[Dataset entries]
——————————

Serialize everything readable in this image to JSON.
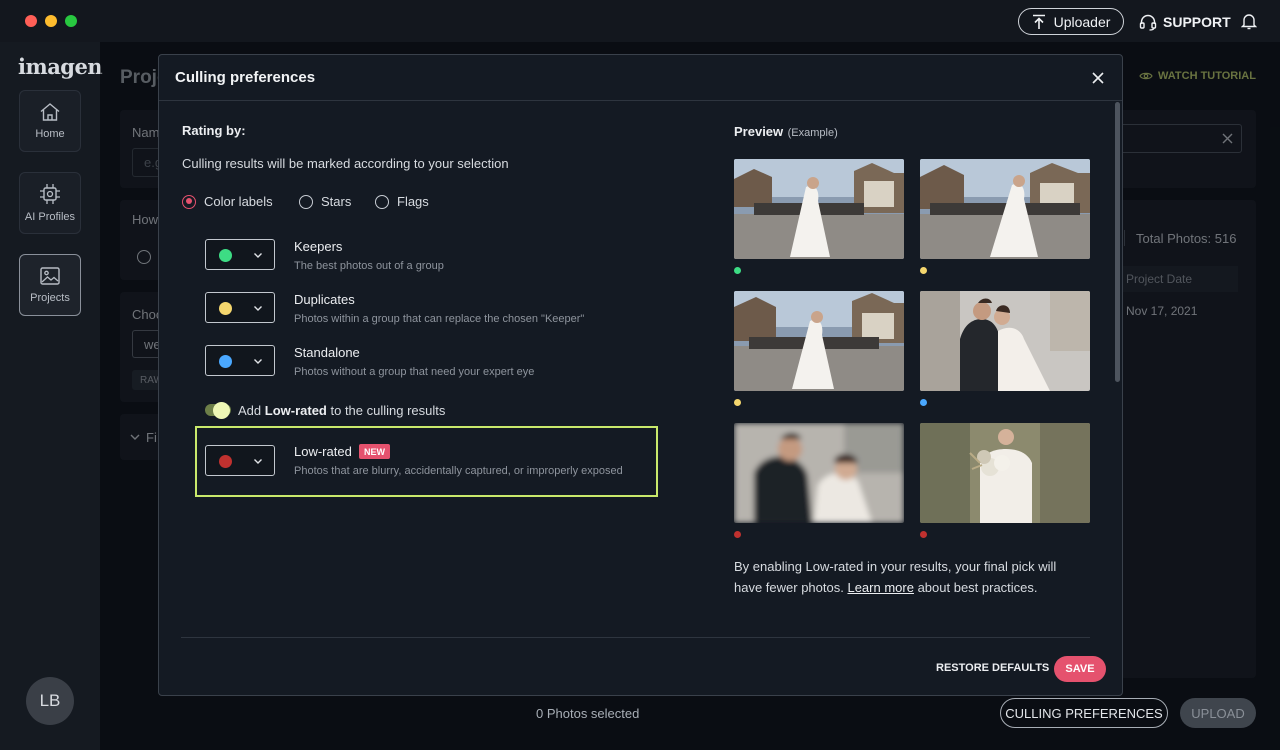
{
  "window": {
    "uploader_label": "Uploader",
    "support_label": "SUPPORT"
  },
  "sidebar": {
    "logo": "imagen",
    "items": [
      {
        "label": "Home",
        "icon": "home-icon"
      },
      {
        "label": "AI Profiles",
        "icon": "ai-chip-icon"
      },
      {
        "label": "Projects",
        "icon": "image-icon"
      }
    ],
    "avatar_initials": "LB"
  },
  "background": {
    "page_title": "Proje",
    "watch_tutorial": "WATCH TUTORIAL",
    "name_label": "Nam",
    "name_placeholder": "e.g",
    "how_label": "How",
    "choose_label": "Choo",
    "choose_value": "we",
    "raw_tag": "RAW",
    "filters_label": "Fi",
    "total_photos": "Total Photos: 516",
    "table_header": "Project Date",
    "table_row_date": "Nov 17, 2021",
    "photos_selected": "0 Photos selected",
    "culling_prefs_button": "CULLING PREFERENCES",
    "upload_button": "UPLOAD"
  },
  "modal": {
    "title": "Culling preferences",
    "rating_by_label": "Rating by:",
    "rating_desc": "Culling results will be marked according to your selection",
    "rating_options": [
      {
        "label": "Color labels",
        "selected": true
      },
      {
        "label": "Stars",
        "selected": false
      },
      {
        "label": "Flags",
        "selected": false
      }
    ],
    "labels": [
      {
        "title": "Keepers",
        "desc": "The best photos out of a group",
        "color": "#3ddc84"
      },
      {
        "title": "Duplicates",
        "desc": "Photos within a group that can replace the chosen \"Keeper\"",
        "color": "#f5d76e"
      },
      {
        "title": "Standalone",
        "desc": "Photos without a group that need your expert eye",
        "color": "#4aa8ff"
      }
    ],
    "lowrated_toggle": {
      "prefix": "Add ",
      "bold": "Low-rated",
      "suffix": " to the culling results",
      "enabled": true
    },
    "lowrated": {
      "title": "Low-rated",
      "badge": "NEW",
      "desc": "Photos that are blurry, accidentally captured, or improperly exposed",
      "color": "#c0312f"
    },
    "preview": {
      "title": "Preview",
      "subtitle": "(Example)",
      "photo_dots": [
        "#3ddc84",
        "#f5d76e",
        "#f5d76e",
        "#4aa8ff",
        "#c0312f",
        "#c0312f"
      ]
    },
    "note": {
      "before": "By enabling Low-rated in your results, your final pick will have fewer photos. ",
      "link": "Learn more",
      "after": " about best practices."
    },
    "restore_label": "RESTORE DEFAULTS",
    "save_label": "SAVE"
  }
}
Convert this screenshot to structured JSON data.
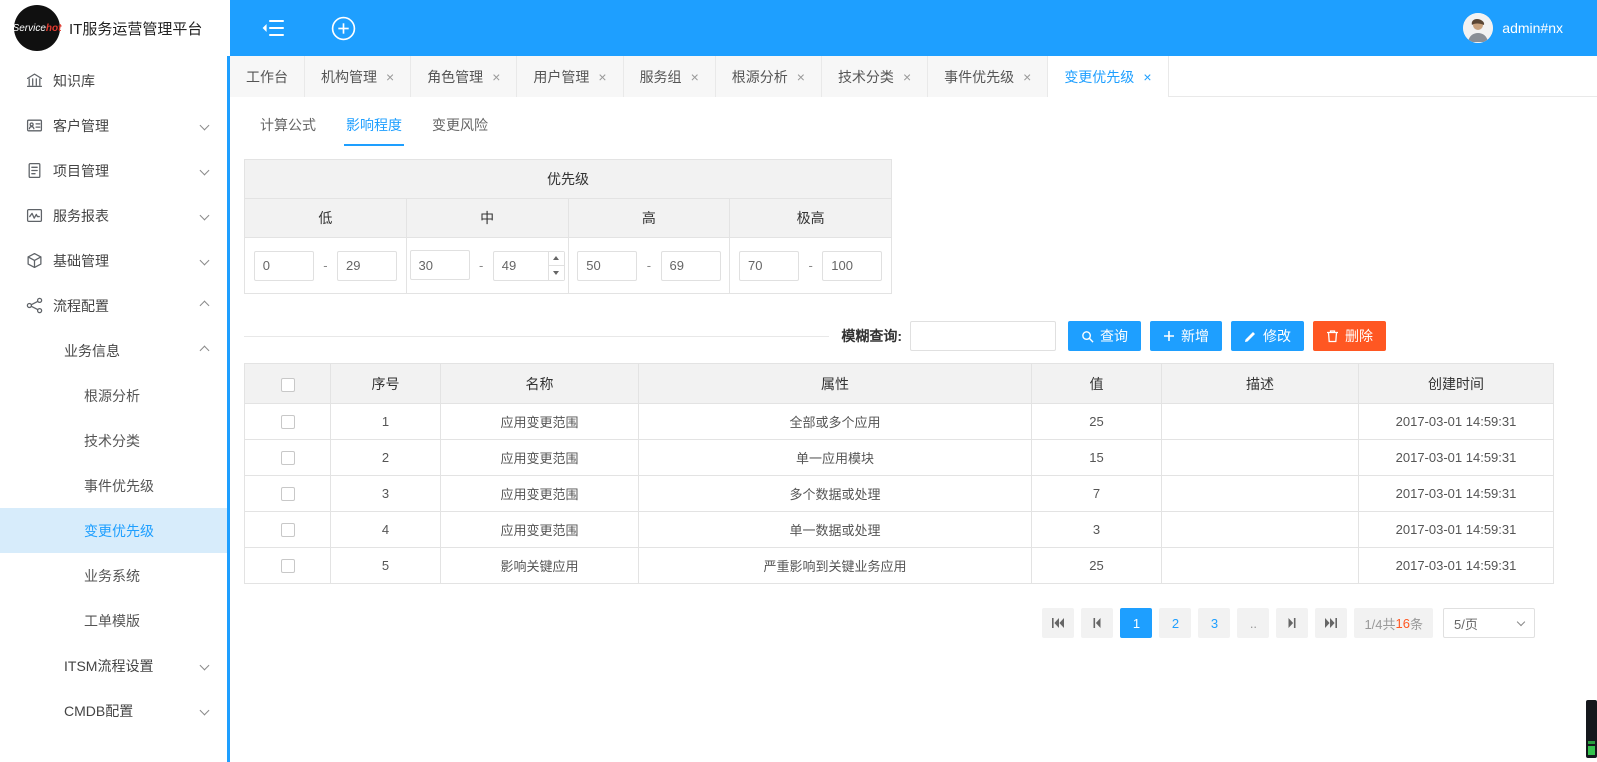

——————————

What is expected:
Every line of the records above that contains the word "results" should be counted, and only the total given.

Solution below:
3